> [ASSIGNMENT]
Lines containing the word "accel" in the data below: say how many, with no other text.

> [ENTRIES PROVIDED]
= Beginning of Section =

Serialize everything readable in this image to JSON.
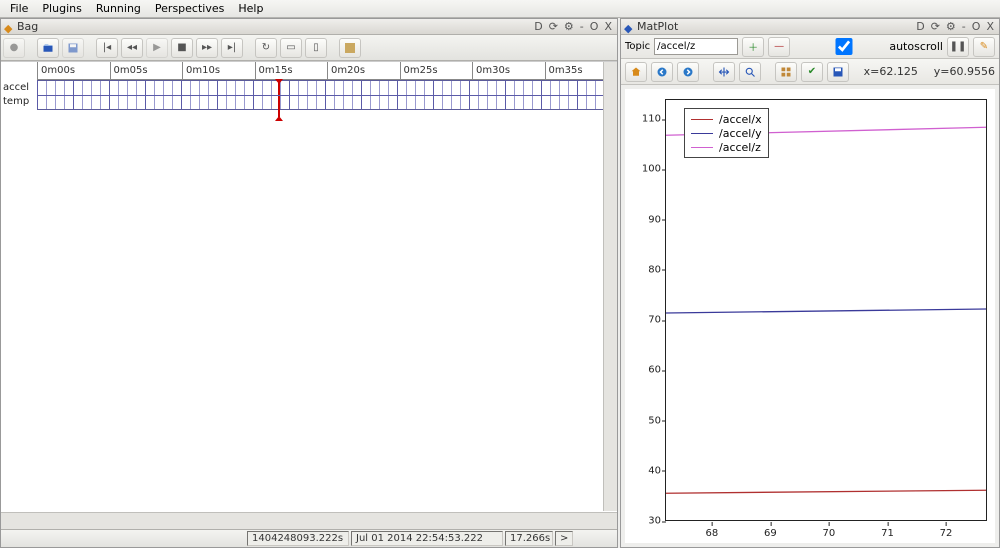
{
  "menu": {
    "items": [
      "File",
      "Plugins",
      "Running",
      "Perspectives",
      "Help"
    ]
  },
  "bag": {
    "title": "Bag",
    "timeline": {
      "ticks": [
        "0m00s",
        "0m05s",
        "0m10s",
        "0m15s",
        "0m20s",
        "0m25s",
        "0m30s",
        "0m35s"
      ],
      "rows": [
        "accel",
        "temp"
      ],
      "playhead_pct": 41.5
    },
    "status": {
      "epoch": "1404248093.222s",
      "datetime": "Jul 01 2014 22:54:53.222",
      "elapsed": "17.266s",
      "arrow": ">"
    },
    "winbtns": [
      "D",
      "⟳",
      "⚙",
      "-",
      "O",
      "X"
    ]
  },
  "mat": {
    "title": "MatPlot",
    "topic_label": "Topic",
    "topic_value": "/accel/z",
    "autoscroll_label": "autoscroll",
    "autoscroll": true,
    "coord_x_label": "x=",
    "coord_x": "62.125",
    "coord_y_label": "y=",
    "coord_y": "60.9556",
    "legend": [
      {
        "label": "/accel/x",
        "color": "#b03030"
      },
      {
        "label": "/accel/y",
        "color": "#3a3a9a"
      },
      {
        "label": "/accel/z",
        "color": "#d060d0"
      }
    ],
    "winbtns": [
      "D",
      "⟳",
      "⚙",
      "-",
      "O",
      "X"
    ]
  },
  "chart_data": {
    "type": "line",
    "xlabel": "",
    "ylabel": "",
    "xlim": [
      67.2,
      72.7
    ],
    "ylim": [
      30,
      114
    ],
    "xticks": [
      68,
      69,
      70,
      71,
      72
    ],
    "yticks": [
      30,
      40,
      50,
      60,
      70,
      80,
      90,
      100,
      110
    ],
    "series": [
      {
        "name": "/accel/x",
        "color": "#b03030",
        "x": [
          67.2,
          72.7
        ],
        "y": [
          35.3,
          35.9
        ]
      },
      {
        "name": "/accel/y",
        "color": "#3a3a9a",
        "x": [
          67.2,
          72.7
        ],
        "y": [
          71.4,
          72.2
        ]
      },
      {
        "name": "/accel/z",
        "color": "#d060d0",
        "x": [
          67.2,
          72.7
        ],
        "y": [
          107.0,
          108.6
        ]
      }
    ]
  }
}
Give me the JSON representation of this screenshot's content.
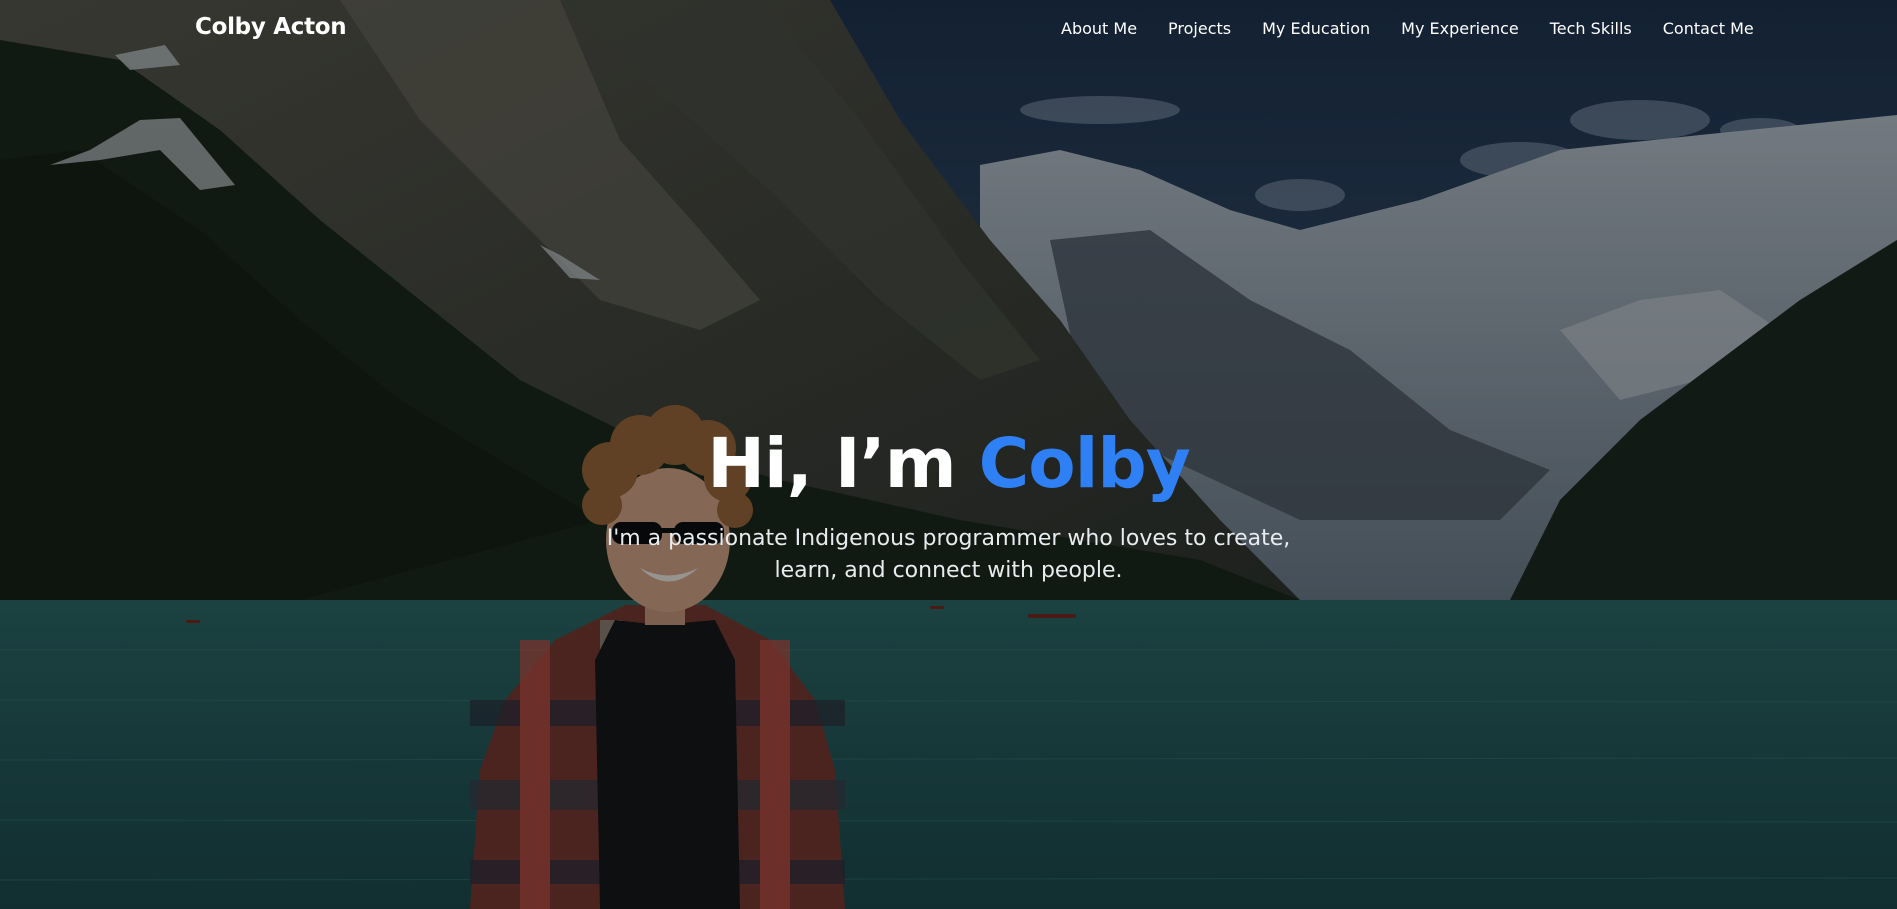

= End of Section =

> [ANSWER TO THE PROBLEM]
8